“We were just a couple of chefs, who know how to cook, trying to feed the many.”

Few natural disasters have done more damage or been harder to recover from than hurricane Maria that struck Puerto Rico.  Andrés saw that the most immediate problem was to feed the people.  Surely food and water are the most essential needs in any emergency.  But how do you feed over 3 million people isolated on an island that has been stripped of both natural and manmade resources?

Andrés came with experience in Haiti and Houston as well as a number of other places.  Chefs of million dollar restaurants have the management, leadership and cooking skills to get the job done.  Supplies, inventory, logistics, distribution and marketing are their trademark – as well as cooking.  They can handle chaos.

With an approach far removed from that of the government and the Red Cross, Chefs for Puerto Rico did more than provide basic, unappealing calories.  “Yes, we need water, food, and shelter.  But we need our food to represent something more than food, if we are to rebuild our lives.  Meals need to be cooked for our communities to come back together.”  Hundreds of local volunteers and dozens of local chefs prepared local supplies for a total of 1,500,000 meals, as many as 150,000 meals a day. Working from small restaurants and school kitchens as well as large facilities they were able to reach distant community and supply the volume needed.  By listening to and involving the local people they also fed the spirit and helped to rebuild the economy.

“People wanted to help, but they had no experience. Yet there’s a world of difference between wanting to do good and knowing how to make it happen.”  With certainty that there will be more disasters ahead, we need to learn from those who have dealt with them successfully.

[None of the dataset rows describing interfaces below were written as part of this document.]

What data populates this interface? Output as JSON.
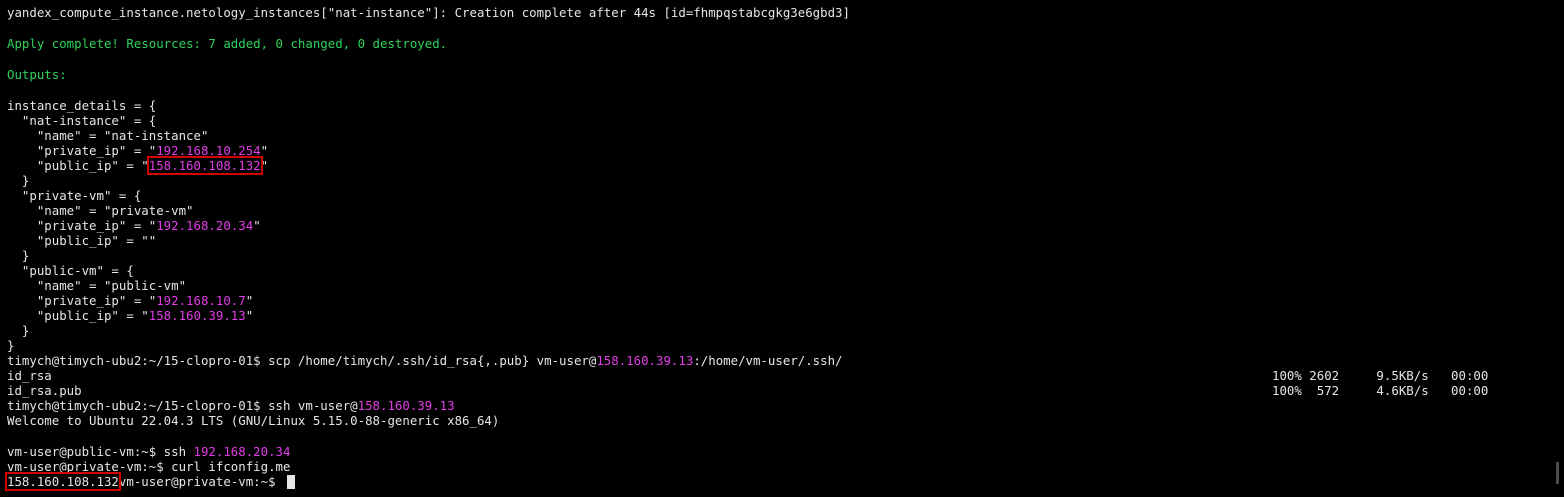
{
  "terminal": {
    "lines": [
      "yandex_compute_instance.netology_instances[\"nat-instance\"]: Creation complete after 44s [id=fhmpqstabcgkg3e6gbd3]",
      "",
      "Apply complete! Resources: 7 added, 0 changed, 0 destroyed.",
      "",
      "Outputs:",
      "",
      "instance_details = {",
      "  \"nat-instance\" = {",
      "    \"name\" = \"nat-instance\"",
      "    \"private_ip\" = \"",
      "192.168.10.254",
      "\"",
      "    \"public_ip\" = \"",
      "158.160.108.132",
      "\"",
      "  }",
      "  \"private-vm\" = {",
      "    \"name\" = \"private-vm\"",
      "    \"private_ip\" = \"",
      "192.168.20.34",
      "\"",
      "    \"public_ip\" = \"\"",
      "  }",
      "  \"public-vm\" = {",
      "    \"name\" = \"public-vm\"",
      "    \"private_ip\" = \"",
      "192.168.10.7",
      "\"",
      "    \"public_ip\" = \"",
      "158.160.39.13",
      "\"",
      "  }",
      "}",
      "timych@timych-ubu2:~/15-clopro-01$ scp /home/timych/.ssh/id_rsa{,.pub} vm-user@",
      "158.160.39.13",
      ":/home/vm-user/.ssh/",
      "id_rsa",
      "100% 2602     9.5KB/s   00:00",
      "id_rsa.pub",
      "100%  572     4.6KB/s   00:00",
      "timych@timych-ubu2:~/15-clopro-01$ ssh vm-user@",
      "158.160.39.13",
      "Welcome to Ubuntu 22.04.3 LTS (GNU/Linux 5.15.0-88-generic x86_64)",
      "",
      "vm-user@public-vm:~$ ssh ",
      "192.168.20.34",
      "vm-user@private-vm:~$ curl ifconfig.me",
      "158.160.108.132",
      "vm-user@private-vm:~$ "
    ]
  },
  "colors": {
    "background": "#000000",
    "text": "#e6e6e6",
    "success": "#2fd25c",
    "ip_highlight": "#e13ce7",
    "annotation_box": "#d30000"
  }
}
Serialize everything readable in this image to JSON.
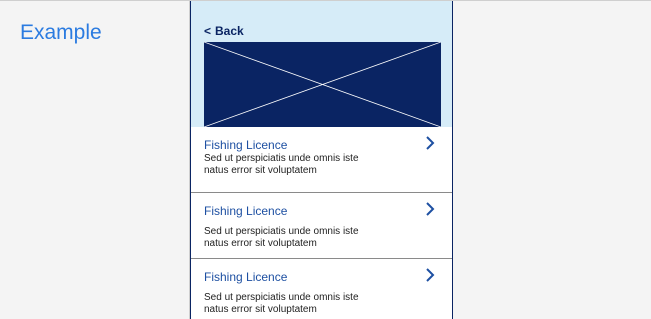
{
  "label": {
    "text": "Example"
  },
  "phone": {
    "back_label": "Back",
    "hero_image_icon": "image-placeholder-icon",
    "items": [
      {
        "title": "Fishing Licence",
        "description_line1": "Sed ut perspiciatis unde omnis iste",
        "description_line2": "natus error sit voluptatem"
      },
      {
        "title": "Fishing Licence",
        "description_line1": "Sed ut perspiciatis unde omnis iste",
        "description_line2": "natus error sit voluptatem"
      },
      {
        "title": "Fishing Licence",
        "description_line1": "Sed ut perspiciatis unde omnis iste",
        "description_line2": "natus error sit voluptatem"
      }
    ]
  },
  "colors": {
    "label_blue": "#2b7be0",
    "navy": "#0a2463",
    "header_bg": "#d6ecf8",
    "link_blue": "#1e50a2"
  }
}
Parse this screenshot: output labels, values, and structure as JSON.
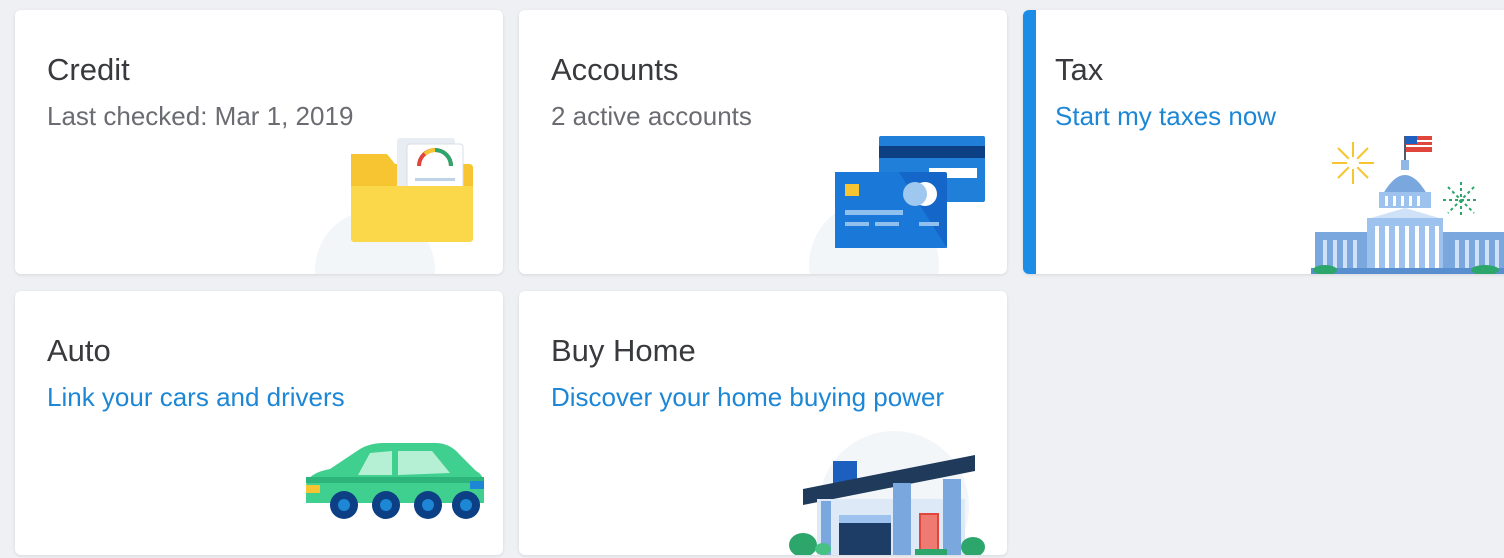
{
  "cards": [
    {
      "key": "credit",
      "title": "Credit",
      "subtitle": "Last checked: Mar 1, 2019",
      "subtitle_is_link": false,
      "icon": "credit-report-folder-icon"
    },
    {
      "key": "accounts",
      "title": "Accounts",
      "subtitle": "2 active accounts",
      "subtitle_is_link": false,
      "icon": "credit-cards-icon"
    },
    {
      "key": "tax",
      "title": "Tax",
      "subtitle": "Start my taxes now",
      "subtitle_is_link": true,
      "icon": "capitol-building-icon",
      "highlighted": true
    },
    {
      "key": "auto",
      "title": "Auto",
      "subtitle": "Link your cars and drivers",
      "subtitle_is_link": true,
      "icon": "car-icon"
    },
    {
      "key": "buy_home",
      "title": "Buy Home",
      "subtitle": "Discover your home buying power",
      "subtitle_is_link": true,
      "icon": "house-icon"
    }
  ],
  "colors": {
    "background": "#eef0f3",
    "card": "#ffffff",
    "title_text": "#393a3d",
    "muted_text": "#6b6c72",
    "link_text": "#1d87d6",
    "accent": "#1c8de6"
  }
}
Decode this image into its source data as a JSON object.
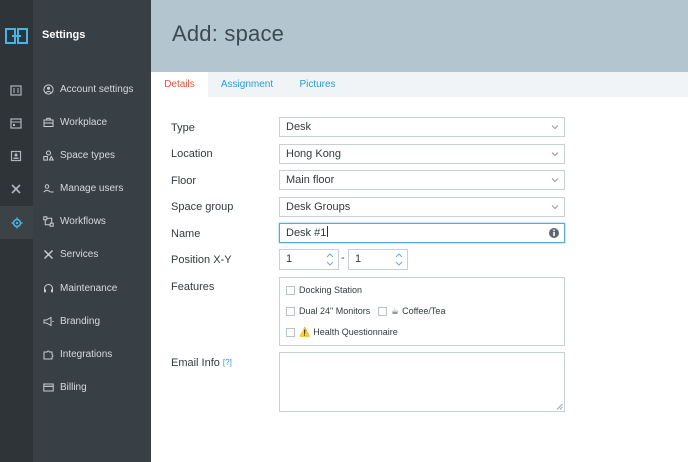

Check out  www.worldcentralkitchen.org

Review by Janet T., Reference Librarian